Women Empowerment and Children’s Health in the Long Run: Evidence from Suffrage Laws

Hamid Noghanibehambari, Postdoctoral Researcher, University of Wisconsin-Madison

Previous research shows that women empowerment induces an incentive for higher investment in children’s human capital. This paper examines the effect of women empowerment as a result of the passage of suffrage laws across US states during the late 19th and early 20th century on children’s old-age longevity. Using the universe of death records between the years 1979-2019 and implementing a reduced-form difference-in-difference method, I find that exposure to women suffrage laws during childhood and school-age years increases longevity by 0.5 years. The results suggest larger effects for blacks and people residing in southern states. Additional analyses point to improvements in education and income as the potential channels of impact.

No extended abstract or paper available

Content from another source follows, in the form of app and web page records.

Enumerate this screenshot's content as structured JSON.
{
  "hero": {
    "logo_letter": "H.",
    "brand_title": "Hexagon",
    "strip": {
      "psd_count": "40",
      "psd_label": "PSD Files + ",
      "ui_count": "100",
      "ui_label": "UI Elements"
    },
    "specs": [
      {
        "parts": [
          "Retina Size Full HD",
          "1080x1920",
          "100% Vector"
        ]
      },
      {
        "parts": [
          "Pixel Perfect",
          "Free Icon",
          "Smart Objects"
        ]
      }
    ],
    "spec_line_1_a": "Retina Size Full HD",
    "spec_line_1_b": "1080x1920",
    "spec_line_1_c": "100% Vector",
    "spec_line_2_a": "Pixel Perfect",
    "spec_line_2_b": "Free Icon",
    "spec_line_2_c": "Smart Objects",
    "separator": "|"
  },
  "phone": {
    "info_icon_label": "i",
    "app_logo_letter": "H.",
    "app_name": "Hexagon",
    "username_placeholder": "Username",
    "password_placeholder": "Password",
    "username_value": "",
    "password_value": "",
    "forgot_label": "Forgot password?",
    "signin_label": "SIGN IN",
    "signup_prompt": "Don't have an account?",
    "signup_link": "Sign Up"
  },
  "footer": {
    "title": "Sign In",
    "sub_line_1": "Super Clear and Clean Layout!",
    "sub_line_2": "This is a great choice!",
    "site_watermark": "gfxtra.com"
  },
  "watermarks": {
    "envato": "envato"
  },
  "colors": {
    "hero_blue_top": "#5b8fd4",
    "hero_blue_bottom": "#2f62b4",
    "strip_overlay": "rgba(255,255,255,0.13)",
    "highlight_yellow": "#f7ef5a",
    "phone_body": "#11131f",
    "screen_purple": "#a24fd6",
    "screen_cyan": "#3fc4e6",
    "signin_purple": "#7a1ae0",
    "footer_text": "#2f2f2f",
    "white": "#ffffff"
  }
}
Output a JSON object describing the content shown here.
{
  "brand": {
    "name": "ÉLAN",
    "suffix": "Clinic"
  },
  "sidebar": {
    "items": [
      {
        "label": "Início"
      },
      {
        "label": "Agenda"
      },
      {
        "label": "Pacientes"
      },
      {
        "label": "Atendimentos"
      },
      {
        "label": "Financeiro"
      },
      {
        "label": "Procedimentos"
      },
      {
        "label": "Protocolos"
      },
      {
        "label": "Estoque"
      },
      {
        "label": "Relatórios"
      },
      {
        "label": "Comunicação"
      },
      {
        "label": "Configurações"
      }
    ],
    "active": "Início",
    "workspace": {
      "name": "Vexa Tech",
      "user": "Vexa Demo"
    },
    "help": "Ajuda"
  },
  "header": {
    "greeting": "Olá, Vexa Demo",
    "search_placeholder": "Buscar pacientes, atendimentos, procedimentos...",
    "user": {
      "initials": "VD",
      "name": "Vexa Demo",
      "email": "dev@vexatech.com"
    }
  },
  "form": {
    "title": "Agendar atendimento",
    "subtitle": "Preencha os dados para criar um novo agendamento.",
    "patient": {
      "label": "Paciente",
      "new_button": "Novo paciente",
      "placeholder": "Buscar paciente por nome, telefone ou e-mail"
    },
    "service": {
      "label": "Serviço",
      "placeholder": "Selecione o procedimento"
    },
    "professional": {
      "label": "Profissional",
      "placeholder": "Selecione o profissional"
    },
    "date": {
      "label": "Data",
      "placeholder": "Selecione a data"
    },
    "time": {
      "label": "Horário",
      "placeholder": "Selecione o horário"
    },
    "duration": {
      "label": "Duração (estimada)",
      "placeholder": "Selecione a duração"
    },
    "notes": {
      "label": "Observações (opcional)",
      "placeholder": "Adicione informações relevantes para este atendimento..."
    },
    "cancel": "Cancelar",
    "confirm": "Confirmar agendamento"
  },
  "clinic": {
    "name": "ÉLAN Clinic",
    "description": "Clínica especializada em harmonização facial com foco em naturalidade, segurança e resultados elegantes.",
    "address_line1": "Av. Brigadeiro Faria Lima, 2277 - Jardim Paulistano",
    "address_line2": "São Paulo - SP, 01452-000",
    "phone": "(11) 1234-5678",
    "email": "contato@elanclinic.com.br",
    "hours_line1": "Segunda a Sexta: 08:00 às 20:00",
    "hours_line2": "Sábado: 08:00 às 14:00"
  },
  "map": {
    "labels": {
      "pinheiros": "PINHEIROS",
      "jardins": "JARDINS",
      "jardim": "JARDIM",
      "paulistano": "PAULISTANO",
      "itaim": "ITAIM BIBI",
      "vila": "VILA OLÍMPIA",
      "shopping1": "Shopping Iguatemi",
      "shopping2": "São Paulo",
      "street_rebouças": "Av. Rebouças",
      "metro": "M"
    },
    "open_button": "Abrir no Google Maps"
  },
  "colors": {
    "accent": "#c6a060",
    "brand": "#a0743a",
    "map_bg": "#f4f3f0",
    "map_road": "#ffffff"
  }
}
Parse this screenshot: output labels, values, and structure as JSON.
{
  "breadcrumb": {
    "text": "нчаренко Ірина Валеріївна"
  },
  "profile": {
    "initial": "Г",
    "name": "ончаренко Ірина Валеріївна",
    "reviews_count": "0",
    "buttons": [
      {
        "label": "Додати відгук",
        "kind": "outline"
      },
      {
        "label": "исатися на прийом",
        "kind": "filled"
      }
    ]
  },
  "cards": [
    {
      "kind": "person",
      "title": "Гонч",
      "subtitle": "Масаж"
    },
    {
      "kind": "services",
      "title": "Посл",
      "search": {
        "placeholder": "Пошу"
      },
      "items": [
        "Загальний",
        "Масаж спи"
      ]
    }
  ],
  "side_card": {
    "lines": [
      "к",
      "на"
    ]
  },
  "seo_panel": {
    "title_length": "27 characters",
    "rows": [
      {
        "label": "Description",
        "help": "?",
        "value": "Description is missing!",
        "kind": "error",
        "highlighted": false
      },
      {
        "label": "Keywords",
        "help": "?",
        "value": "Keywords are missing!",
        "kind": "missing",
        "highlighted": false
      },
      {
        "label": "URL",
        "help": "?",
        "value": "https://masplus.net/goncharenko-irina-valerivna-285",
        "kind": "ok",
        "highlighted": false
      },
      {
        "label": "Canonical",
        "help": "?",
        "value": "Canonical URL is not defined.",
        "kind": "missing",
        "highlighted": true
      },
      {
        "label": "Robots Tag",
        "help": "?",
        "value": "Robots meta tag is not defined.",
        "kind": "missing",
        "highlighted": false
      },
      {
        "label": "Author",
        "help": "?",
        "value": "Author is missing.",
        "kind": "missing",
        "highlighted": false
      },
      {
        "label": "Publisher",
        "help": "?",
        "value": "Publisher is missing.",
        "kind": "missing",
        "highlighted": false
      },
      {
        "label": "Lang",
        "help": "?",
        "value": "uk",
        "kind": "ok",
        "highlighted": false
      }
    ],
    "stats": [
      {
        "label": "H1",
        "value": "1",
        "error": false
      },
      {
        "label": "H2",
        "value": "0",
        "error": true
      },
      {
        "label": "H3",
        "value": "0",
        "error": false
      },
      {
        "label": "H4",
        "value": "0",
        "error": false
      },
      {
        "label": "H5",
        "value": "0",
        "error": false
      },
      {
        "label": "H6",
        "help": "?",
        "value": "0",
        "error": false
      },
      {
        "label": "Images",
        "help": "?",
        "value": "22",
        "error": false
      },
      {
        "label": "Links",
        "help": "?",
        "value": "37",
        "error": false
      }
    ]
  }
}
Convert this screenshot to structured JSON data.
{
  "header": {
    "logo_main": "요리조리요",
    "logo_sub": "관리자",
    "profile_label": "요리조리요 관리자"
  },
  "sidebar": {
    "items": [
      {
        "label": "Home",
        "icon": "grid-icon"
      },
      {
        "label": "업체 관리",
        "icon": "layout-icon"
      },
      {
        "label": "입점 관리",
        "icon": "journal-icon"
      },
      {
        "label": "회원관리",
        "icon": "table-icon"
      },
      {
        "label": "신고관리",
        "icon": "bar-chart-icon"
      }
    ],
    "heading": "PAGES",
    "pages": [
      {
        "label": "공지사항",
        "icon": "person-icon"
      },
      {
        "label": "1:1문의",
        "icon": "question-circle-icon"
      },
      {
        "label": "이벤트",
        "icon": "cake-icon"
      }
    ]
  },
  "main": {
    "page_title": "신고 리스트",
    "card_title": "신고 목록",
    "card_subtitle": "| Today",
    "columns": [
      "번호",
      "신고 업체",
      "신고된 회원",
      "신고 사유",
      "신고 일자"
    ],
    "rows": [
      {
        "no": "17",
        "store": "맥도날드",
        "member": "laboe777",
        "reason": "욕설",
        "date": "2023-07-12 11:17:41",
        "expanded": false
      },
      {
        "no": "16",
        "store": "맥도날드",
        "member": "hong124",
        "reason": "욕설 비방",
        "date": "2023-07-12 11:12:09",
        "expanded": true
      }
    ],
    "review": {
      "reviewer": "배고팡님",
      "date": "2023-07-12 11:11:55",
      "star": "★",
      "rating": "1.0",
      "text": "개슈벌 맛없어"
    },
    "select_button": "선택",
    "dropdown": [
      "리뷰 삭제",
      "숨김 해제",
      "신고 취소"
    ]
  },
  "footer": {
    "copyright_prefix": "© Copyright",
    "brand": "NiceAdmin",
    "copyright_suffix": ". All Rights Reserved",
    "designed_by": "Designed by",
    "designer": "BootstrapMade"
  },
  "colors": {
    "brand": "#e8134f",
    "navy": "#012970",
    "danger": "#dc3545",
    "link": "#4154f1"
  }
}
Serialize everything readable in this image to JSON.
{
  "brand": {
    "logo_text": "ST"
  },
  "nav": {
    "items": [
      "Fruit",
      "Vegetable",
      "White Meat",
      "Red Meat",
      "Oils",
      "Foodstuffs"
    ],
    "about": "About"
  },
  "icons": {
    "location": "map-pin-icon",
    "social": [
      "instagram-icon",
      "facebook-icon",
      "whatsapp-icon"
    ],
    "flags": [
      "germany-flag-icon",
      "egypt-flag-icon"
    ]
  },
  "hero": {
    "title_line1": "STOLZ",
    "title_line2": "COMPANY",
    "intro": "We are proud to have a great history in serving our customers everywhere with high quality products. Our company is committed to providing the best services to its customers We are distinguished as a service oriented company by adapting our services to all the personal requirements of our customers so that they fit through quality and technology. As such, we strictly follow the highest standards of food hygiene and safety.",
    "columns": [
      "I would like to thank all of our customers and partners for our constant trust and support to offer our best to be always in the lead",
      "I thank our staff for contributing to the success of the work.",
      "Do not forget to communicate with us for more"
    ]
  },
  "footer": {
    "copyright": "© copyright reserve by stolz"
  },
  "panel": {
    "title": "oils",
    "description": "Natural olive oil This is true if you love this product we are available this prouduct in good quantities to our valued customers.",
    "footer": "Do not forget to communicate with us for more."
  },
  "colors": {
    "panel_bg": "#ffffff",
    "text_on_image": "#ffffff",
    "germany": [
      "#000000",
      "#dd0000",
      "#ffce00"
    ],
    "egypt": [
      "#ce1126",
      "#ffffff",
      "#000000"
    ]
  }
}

 Presented in Session 122. Multidimensional perspectives on Women's Movements